* TRY IT: Go through the records below and count every line containing "periodisation". Reply with the count alone.

━━━━━━━━━━━━━━━━━━━━

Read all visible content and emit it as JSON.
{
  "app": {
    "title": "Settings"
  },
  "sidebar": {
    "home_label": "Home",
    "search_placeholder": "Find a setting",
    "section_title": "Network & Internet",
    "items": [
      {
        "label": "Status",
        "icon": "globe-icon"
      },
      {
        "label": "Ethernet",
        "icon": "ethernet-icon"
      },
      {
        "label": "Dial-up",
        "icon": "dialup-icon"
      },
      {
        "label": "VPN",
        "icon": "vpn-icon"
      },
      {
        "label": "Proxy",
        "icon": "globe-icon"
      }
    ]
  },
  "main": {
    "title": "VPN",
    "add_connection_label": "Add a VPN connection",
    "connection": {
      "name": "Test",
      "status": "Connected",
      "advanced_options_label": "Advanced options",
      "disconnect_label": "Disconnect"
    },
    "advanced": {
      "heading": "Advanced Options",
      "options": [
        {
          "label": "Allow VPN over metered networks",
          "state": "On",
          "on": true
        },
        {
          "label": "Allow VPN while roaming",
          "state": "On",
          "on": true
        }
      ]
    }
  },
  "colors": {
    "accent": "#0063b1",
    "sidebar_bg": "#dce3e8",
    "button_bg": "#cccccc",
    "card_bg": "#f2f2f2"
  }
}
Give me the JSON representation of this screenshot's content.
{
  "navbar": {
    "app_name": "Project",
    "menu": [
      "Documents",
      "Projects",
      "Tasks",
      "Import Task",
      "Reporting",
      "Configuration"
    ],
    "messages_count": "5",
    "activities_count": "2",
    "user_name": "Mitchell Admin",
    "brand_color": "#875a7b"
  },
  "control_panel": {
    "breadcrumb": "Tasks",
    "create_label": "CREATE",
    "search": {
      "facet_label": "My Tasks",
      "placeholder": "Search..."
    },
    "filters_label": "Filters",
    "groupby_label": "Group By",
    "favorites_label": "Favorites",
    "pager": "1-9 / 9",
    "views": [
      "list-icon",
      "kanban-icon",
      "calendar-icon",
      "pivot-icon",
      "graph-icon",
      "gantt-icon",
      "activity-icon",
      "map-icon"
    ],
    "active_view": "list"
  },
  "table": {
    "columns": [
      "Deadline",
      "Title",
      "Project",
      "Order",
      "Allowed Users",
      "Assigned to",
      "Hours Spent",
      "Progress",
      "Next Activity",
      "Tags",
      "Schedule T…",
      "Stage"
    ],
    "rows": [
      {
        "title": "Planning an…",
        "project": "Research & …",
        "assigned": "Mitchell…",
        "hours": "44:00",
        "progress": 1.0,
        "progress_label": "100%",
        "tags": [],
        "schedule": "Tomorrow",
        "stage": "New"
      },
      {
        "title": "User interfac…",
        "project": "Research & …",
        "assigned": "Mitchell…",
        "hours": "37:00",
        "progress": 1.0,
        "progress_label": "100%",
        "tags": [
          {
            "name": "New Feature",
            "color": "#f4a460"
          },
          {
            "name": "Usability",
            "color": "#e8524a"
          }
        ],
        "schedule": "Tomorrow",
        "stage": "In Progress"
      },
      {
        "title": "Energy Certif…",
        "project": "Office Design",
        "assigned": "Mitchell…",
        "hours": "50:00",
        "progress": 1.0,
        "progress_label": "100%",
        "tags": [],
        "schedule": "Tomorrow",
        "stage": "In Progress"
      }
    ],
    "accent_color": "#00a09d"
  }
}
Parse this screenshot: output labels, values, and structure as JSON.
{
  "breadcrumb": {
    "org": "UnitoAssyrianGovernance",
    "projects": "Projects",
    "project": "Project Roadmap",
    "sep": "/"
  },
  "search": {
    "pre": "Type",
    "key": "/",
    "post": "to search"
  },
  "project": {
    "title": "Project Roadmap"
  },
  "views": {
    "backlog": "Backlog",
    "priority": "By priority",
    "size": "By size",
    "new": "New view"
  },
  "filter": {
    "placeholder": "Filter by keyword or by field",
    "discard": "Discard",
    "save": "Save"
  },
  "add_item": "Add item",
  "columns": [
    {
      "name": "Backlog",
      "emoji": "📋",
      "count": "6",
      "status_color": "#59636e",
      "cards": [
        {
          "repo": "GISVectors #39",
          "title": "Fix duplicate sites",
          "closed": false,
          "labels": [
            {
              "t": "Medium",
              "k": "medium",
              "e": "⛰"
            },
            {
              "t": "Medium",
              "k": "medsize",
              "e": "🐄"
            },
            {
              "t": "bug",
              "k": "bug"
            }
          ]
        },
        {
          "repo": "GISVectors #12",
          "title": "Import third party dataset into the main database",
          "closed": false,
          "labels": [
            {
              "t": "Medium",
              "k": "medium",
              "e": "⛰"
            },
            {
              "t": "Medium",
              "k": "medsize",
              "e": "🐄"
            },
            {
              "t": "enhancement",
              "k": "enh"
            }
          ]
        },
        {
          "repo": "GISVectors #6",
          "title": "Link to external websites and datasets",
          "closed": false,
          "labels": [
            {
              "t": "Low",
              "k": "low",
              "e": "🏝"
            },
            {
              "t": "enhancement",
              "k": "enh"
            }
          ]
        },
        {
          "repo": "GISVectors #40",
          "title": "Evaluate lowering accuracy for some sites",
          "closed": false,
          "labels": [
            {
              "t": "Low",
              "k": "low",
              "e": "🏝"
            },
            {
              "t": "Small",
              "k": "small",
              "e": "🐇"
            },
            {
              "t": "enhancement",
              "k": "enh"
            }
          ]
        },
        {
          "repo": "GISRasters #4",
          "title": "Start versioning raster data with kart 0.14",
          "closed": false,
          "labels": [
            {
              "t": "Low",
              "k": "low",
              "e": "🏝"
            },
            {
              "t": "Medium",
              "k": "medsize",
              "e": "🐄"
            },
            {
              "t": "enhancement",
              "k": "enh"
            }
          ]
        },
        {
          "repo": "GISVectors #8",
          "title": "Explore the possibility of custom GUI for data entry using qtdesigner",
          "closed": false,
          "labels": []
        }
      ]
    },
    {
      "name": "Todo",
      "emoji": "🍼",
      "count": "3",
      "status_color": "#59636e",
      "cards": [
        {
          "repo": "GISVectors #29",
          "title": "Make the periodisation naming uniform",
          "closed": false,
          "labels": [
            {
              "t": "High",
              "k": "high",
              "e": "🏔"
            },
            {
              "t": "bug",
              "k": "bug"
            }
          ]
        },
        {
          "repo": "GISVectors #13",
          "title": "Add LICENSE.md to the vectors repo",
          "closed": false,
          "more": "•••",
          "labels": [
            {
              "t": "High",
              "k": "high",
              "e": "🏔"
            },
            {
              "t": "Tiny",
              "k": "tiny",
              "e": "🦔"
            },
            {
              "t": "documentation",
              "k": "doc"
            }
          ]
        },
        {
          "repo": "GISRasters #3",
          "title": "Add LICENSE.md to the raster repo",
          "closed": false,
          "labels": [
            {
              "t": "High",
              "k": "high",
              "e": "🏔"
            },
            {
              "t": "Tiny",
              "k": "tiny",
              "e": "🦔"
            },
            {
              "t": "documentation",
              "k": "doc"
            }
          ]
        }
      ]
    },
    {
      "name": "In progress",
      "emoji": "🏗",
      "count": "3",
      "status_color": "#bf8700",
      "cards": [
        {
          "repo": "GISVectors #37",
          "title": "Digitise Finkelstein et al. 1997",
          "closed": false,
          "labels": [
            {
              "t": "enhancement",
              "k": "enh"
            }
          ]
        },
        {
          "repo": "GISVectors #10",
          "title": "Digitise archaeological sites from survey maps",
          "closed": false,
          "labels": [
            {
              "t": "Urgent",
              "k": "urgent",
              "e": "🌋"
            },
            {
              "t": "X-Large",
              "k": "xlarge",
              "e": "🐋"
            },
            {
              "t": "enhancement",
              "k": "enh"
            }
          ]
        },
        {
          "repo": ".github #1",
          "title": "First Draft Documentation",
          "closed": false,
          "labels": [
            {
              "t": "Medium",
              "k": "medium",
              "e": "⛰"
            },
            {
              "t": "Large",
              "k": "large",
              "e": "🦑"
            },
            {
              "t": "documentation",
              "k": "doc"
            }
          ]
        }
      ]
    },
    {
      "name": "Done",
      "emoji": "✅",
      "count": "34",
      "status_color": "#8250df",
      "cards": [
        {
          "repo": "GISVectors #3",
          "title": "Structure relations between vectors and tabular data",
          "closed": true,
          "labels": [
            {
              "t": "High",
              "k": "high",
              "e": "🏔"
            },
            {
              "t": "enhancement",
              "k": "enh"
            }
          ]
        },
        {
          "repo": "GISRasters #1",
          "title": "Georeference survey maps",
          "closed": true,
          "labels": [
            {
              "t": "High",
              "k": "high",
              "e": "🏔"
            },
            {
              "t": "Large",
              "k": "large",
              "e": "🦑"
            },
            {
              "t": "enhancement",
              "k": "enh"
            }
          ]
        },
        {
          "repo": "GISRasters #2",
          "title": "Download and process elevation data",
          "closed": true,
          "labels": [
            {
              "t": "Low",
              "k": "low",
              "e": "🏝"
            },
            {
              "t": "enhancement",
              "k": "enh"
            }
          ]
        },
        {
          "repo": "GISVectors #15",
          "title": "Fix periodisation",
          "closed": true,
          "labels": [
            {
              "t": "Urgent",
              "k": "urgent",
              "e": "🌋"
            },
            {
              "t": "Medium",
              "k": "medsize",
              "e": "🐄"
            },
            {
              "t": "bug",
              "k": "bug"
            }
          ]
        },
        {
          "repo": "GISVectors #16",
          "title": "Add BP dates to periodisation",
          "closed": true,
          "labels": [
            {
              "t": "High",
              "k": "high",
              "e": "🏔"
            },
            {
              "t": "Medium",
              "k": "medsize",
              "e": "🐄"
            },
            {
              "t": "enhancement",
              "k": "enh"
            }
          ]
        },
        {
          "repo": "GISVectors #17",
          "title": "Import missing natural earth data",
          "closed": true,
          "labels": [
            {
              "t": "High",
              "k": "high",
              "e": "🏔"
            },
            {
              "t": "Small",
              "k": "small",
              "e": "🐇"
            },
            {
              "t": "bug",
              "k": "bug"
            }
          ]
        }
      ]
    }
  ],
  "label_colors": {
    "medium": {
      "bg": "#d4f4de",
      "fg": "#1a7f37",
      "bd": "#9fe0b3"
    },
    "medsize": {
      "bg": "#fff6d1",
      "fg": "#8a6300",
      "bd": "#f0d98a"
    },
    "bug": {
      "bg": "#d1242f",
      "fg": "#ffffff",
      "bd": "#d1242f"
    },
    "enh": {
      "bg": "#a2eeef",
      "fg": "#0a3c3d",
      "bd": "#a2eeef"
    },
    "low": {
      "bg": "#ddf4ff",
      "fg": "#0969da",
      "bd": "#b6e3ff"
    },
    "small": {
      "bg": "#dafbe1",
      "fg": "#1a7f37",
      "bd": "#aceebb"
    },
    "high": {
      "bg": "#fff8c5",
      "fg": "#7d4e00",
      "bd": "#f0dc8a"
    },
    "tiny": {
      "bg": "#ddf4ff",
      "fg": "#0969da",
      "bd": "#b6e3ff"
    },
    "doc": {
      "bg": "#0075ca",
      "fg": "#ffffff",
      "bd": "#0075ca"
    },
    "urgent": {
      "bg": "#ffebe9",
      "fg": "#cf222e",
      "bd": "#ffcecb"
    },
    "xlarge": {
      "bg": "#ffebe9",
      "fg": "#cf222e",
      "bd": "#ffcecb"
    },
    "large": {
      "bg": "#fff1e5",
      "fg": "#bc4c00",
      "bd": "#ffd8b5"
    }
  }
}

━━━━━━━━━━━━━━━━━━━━

* TASK RESULT: 3